Background Low emission zones (LEZ) are an increasingly common, but unevaluated, intervention aimed at improving urban air quality and public health. We investigated the impact of London's LEZ on air quality and children's respiratory health. Methods We did a sequential annual cross-sectional study of 2164 children aged 8–9 years attending primary schools between 2009–10 and 2013–14 in central London, UK, following the introduction of London's LEZ in February, 2008. We examined the association between modelled pollutant exposures of nitrogen oxides (including nitrogen dioxide [NO2]) and particulate matter with a diameter of less than 2·5 μm (PM2·5) and less than 10 μm (PM10) and lung function: postbronchodilator forced expiratory volume in 1 s (FEV1, primary outcome), forced vital capacity (FVC), and respiratory or allergic symptoms. We assigned annual exposures by each child's home and school address, as well as spatially resolved estimates for the 3 h (0600–0900 h), 24 h, and 7 days before each child's assessment, to isolate long-term from short-term effects. Findings The percentage of children living at addresses exceeding the EU limit value for annual NO2 (40 μg/m3) fell from 99% (444/450) in 2009 to 34% (150/441) in 2013. Over this period, we identified a reduction in NO2 at both roadside (median −1·35 μg/m3 per year; 95% CI −2·09 to −0·61; p=0·0004) and background locations (−0·97; −1·56 to −0·38; p=0·0013), but not for PM10. The effect on PM2·5 was equivocal. We found no association between postbronchodilator FEV1 and annual residential pollutant attributions. By contrast, FVC was inversely correlated with annual NO2 (−0·0023 L/μg per m3; −0·0044 to −0·0002; p=0·033) and PM10 (−0·0090 L/μg per m3; −0·0175 to −0·0005; p=0·038). Interpretation Within London's LEZ, a smaller lung volume in children was associated with higher annual air pollutant exposures. We found no evidence of a reduction in the proportion of children with small lungs over this period, despite small improvements in air quality in highly polluted urban areas during the implementation of London's LEZ. Interventions that deliver larger reductions in emissions might yield improvements in children's health. Funding National Institute for Health Research Biomedical Research Centre at Guy's and St Thomas' National Health Service (NHS) Foundation Trust and King's College London, NHS Hackney, Lee Him donation, and Felicity Wilde Charitable Trust.

Expert commentary

It's no longer enough to merely track the health impacts of air pollution, but it's now time to take action, but how?

Low Emission Zones (LEZs) are being implemented widely, and this paper tries to assess the impact of one LEZ in the UK.

Despite good awareness of study limitations, this study shows the difficulty of using existing research methods to assess how a LEZ has contributed to marked improved air quality.

Attribution of a single intervention to a complex population health problem is challenging.

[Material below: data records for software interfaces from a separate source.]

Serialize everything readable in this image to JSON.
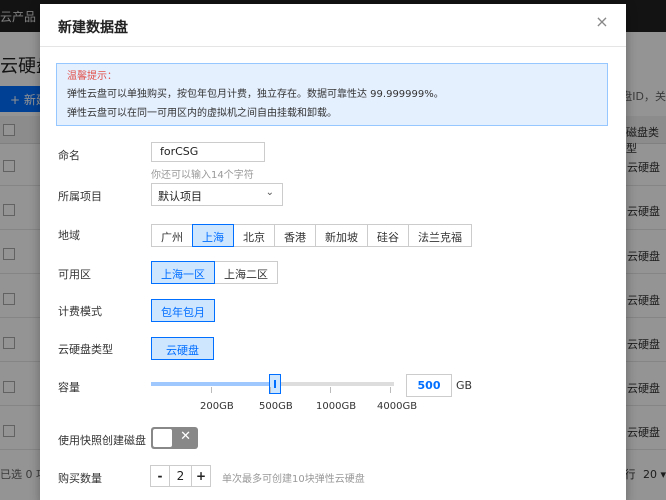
{
  "background": {
    "topbar_product": "云产品 ▾",
    "page_title": "云硬盘",
    "new_button": "+ 新建",
    "search_hint": "盘ID，关",
    "column_header": "磁盘类型",
    "row_value": "云硬盘",
    "footer_left": "已选 0 项",
    "footer_right_text": "行",
    "footer_right_count": "20 ▾"
  },
  "modal": {
    "title": "新建数据盘",
    "close_icon": "×",
    "tip": {
      "title": "温馨提示：",
      "line1": "弹性云盘可以单独购买，按包年包月计费，独立存在。数据可靠性达 99.999999%。",
      "line2": "弹性云盘可以在同一可用区内的虚拟机之间自由挂载和卸载。"
    },
    "name": {
      "label": "命名",
      "value": "forCSG",
      "hint": "你还可以输入14个字符"
    },
    "project": {
      "label": "所属项目",
      "selected": "默认项目"
    },
    "region": {
      "label": "地域",
      "options": [
        "广州",
        "上海",
        "北京",
        "香港",
        "新加坡",
        "硅谷",
        "法兰克福"
      ],
      "selected": "上海"
    },
    "zone": {
      "label": "可用区",
      "options": [
        "上海一区",
        "上海二区"
      ],
      "selected": "上海一区"
    },
    "billing": {
      "label": "计费模式",
      "options": [
        "包年包月"
      ],
      "selected": "包年包月"
    },
    "disk_type": {
      "label": "云硬盘类型",
      "options": [
        "云硬盘"
      ],
      "selected": "云硬盘"
    },
    "capacity": {
      "label": "容量",
      "ticks": [
        "200GB",
        "500GB",
        "1000GB",
        "4000GB"
      ],
      "value": "500",
      "unit": "GB"
    },
    "snapshot": {
      "label": "使用快照创建磁盘",
      "enabled": false,
      "off_icon": "✕"
    },
    "quantity": {
      "label": "购买数量",
      "minus": "-",
      "value": "2",
      "plus": "+",
      "hint": "单次最多可创建10块弹性云硬盘"
    }
  }
}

Theory-driven approaches to evaluation may offer different perspectives but could raise challenges for funders and researchers.

Rupert Suckling, Director of Public Health, Doncaster Council

The commentator declares no conflicting interests